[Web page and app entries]
○ ○ ○ ○ ○ ○ ○

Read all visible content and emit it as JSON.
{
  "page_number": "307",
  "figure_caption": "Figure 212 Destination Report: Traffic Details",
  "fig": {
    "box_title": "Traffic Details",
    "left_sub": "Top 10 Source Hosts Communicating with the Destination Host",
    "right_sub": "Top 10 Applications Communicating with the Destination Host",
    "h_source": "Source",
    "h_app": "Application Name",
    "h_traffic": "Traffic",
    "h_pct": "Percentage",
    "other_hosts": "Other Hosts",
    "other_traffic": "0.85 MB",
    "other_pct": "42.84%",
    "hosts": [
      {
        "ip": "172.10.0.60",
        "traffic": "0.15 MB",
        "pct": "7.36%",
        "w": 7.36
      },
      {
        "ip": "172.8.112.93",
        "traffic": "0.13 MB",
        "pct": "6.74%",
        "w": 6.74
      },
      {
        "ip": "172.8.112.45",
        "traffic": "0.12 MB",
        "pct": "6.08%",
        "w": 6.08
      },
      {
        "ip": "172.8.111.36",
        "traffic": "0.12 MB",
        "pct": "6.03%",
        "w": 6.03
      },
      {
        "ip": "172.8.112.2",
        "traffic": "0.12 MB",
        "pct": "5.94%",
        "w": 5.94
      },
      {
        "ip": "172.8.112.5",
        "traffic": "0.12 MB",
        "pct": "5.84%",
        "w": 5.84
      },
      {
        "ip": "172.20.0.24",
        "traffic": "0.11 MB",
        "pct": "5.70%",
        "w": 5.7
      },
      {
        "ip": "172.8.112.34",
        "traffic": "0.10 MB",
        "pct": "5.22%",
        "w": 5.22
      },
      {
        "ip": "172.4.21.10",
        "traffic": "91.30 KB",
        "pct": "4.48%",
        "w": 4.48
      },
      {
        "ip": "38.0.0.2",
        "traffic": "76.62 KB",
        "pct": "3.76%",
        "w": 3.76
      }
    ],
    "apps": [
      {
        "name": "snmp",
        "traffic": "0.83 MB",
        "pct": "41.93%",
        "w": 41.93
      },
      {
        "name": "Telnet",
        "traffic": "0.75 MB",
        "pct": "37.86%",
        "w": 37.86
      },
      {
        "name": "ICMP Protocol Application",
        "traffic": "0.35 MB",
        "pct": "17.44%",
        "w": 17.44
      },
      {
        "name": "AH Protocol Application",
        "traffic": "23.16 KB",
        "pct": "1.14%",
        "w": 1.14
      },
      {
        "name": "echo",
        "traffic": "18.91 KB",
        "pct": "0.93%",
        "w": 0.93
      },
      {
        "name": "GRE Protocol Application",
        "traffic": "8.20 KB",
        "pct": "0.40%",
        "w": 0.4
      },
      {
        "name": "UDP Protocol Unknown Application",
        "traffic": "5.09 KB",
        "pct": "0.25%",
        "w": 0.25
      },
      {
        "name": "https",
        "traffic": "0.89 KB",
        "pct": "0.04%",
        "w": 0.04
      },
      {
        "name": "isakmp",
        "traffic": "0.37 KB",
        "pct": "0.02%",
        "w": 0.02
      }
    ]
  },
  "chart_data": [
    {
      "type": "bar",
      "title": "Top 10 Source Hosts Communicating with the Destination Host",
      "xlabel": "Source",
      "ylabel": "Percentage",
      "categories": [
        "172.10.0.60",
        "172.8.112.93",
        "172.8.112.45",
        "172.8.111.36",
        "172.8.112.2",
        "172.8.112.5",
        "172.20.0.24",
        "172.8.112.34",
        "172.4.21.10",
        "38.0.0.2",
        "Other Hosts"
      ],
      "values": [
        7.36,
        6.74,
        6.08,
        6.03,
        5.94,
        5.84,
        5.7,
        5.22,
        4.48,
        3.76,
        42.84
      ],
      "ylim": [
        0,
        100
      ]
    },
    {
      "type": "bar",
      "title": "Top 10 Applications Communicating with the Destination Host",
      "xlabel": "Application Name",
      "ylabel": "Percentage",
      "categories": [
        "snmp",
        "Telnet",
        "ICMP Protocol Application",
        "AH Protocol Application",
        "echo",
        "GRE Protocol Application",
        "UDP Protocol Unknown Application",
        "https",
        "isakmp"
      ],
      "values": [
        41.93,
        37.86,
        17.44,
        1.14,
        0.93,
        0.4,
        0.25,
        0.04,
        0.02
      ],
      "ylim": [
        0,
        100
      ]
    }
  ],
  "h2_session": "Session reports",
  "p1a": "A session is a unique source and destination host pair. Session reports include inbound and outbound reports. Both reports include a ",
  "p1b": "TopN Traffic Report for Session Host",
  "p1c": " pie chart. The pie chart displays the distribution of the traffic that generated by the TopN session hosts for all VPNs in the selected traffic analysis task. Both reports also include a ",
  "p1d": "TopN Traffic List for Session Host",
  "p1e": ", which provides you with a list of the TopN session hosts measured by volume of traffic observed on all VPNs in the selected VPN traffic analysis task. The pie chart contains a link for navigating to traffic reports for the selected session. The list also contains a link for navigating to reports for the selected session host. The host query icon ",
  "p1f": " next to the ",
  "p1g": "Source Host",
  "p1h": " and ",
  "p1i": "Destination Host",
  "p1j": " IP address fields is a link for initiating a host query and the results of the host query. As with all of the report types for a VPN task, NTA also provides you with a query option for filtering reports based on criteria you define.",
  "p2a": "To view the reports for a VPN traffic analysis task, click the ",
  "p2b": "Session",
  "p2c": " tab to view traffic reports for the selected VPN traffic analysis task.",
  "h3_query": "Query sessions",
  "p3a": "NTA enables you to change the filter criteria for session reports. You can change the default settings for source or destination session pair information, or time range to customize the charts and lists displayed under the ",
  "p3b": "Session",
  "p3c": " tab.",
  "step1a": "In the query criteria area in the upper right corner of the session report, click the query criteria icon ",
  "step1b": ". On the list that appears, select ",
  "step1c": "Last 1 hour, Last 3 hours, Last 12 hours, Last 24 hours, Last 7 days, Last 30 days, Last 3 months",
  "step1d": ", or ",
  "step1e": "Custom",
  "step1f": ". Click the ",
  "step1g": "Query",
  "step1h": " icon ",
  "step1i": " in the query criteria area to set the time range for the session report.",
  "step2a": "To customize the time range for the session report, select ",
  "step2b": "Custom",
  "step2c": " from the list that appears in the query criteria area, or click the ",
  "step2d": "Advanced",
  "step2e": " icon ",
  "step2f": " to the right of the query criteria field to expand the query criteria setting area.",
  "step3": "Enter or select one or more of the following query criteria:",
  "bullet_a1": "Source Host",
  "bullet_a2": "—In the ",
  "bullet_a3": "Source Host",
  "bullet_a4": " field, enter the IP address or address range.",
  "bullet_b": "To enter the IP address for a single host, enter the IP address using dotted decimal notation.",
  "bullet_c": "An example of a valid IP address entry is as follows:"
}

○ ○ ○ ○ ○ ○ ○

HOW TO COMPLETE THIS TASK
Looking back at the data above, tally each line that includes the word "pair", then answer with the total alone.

RESPONSE TO THIS EXERCISE
2